Then, there’s Josephine Baker. The internationally acclaimed triple threat not only knew the group, she collaborated with them. By the time they recorded together, the original Comedian Harmonists had split into two groups: the exile group, the Comedy Harmonists, and the German group, the Meistersextett. Baker sang with the Comedy Harmonists, recording two French songs in September of 1935. Things went so well, she recorded two more with the ensemble later that year.

“I feel like the styles are the same,” said Allison Semmes of Baker and the Harmonists. Semmes portrayed Baker in “Harmony.” “The [group’s] harmonies are so luscious and clear and playful. And so it only made sense that they have this playful music with a singer [like Baker] who is just as playful.”

Learn more details about the true relationships between the Comedy Harmonists and the celebrities seen in “Harmony” in this week’s episode of “Who Were the Comedian Harmonists? The True Story Behind Broadway’s ‘Harmony.’”

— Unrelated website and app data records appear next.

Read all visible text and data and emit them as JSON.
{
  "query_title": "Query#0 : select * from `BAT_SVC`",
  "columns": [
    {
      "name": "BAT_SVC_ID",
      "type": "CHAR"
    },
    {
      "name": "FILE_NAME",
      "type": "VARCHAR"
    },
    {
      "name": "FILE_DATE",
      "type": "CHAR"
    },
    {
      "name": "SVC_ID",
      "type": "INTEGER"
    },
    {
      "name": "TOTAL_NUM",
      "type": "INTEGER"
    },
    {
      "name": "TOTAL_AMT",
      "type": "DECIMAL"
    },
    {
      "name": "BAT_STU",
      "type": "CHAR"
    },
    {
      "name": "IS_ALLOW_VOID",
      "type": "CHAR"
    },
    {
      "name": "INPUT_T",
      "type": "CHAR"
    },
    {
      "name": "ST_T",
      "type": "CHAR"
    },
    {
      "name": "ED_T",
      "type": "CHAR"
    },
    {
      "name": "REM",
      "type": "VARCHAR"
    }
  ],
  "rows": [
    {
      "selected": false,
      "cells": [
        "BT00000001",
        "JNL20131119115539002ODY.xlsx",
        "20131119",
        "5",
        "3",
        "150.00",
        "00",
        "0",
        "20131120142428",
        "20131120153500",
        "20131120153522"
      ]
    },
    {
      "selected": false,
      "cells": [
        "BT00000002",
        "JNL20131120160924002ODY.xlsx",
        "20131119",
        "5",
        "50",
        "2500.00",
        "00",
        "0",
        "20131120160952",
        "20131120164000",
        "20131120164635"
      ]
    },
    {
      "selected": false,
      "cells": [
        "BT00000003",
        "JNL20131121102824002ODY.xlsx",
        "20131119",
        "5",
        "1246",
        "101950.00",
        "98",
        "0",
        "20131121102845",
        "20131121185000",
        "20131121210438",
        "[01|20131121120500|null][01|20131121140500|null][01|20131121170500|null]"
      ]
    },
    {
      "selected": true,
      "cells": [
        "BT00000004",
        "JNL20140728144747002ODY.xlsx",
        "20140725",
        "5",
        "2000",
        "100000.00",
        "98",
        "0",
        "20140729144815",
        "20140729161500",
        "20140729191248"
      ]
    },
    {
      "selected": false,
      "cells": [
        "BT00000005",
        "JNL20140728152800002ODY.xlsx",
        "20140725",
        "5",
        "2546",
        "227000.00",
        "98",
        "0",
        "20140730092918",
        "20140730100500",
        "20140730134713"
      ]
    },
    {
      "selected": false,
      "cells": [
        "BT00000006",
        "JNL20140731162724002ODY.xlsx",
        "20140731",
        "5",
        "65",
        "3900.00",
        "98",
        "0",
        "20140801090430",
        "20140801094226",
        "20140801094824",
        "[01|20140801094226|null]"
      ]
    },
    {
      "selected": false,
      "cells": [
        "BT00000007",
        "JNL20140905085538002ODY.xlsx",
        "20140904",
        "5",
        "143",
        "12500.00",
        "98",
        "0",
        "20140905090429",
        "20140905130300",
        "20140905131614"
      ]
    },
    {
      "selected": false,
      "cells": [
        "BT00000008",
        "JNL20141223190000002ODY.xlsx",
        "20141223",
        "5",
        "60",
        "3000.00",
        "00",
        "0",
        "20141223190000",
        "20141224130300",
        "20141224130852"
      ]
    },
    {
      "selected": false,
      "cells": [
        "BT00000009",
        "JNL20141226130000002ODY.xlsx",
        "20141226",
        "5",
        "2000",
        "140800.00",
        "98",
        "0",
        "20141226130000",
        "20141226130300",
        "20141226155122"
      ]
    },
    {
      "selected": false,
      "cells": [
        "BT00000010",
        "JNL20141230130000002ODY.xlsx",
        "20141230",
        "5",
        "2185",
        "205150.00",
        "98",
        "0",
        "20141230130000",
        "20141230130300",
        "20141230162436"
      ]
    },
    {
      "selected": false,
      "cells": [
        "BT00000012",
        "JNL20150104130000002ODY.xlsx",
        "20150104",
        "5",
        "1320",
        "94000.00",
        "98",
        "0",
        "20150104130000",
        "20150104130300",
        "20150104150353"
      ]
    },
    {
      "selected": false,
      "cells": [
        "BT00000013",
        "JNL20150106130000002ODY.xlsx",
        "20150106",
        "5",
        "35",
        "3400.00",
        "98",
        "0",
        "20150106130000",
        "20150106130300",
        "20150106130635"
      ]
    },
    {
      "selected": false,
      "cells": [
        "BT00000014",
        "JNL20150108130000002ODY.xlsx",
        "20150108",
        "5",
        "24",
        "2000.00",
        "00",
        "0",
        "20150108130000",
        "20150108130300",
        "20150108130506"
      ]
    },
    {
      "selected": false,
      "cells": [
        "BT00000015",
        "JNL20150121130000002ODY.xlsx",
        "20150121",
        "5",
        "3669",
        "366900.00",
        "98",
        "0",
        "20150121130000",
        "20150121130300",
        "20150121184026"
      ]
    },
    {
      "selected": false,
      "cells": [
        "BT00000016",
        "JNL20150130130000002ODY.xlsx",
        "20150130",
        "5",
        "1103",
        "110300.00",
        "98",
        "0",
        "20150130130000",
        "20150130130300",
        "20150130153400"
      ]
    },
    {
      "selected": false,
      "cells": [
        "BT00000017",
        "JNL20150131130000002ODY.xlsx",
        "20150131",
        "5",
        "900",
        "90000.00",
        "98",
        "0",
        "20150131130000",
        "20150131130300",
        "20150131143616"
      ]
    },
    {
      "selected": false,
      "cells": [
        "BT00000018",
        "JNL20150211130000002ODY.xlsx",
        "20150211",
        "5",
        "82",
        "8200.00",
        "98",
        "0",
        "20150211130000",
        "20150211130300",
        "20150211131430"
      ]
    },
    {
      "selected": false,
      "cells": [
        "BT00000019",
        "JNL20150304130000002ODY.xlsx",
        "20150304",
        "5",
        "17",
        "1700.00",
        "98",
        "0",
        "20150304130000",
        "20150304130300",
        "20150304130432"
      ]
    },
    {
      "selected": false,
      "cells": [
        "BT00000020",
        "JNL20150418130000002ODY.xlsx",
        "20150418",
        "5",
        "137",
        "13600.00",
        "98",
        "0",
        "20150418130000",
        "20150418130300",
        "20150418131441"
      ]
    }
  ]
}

Want to know the specifics of the fortune and fate of the group and its members? Listen to the full debut episode of “Who Were the Comedian Harmonists? The True Story Behind Broadway’s ‘Harmony’” with the player above or download and subscribe to the podcast on platforms including Spotify and Apple Podcasts. New episodes of “Who Were the Comedian Harmonists?” (produced by Broadway News and “Harmony” A New Musical and edited by Daniel Piñeiro) are released on Wednesdays.

Listen to the podcast’s trailer here.

Listen to “Episode 1: The Comedian Harmonists” here.

Listen to “Episode 2: Harry Frommermann, the founder” here.

Listen to “Episode 3: Erich Collin, the intellectual” here.

Listen to “Episode 4: Josef Roman Cycowski, the peacemaker” here.

Listen to “Episode 5: Robert Biberti, the manager” here.

Listen to “Episode 6: Ari Leschnikoff, the nightingale” here.

Listen to “Episode 7: Erwin Bootz, the virtuoso” here.

Listen to “Episode 8: “The Women Beside the Men” here.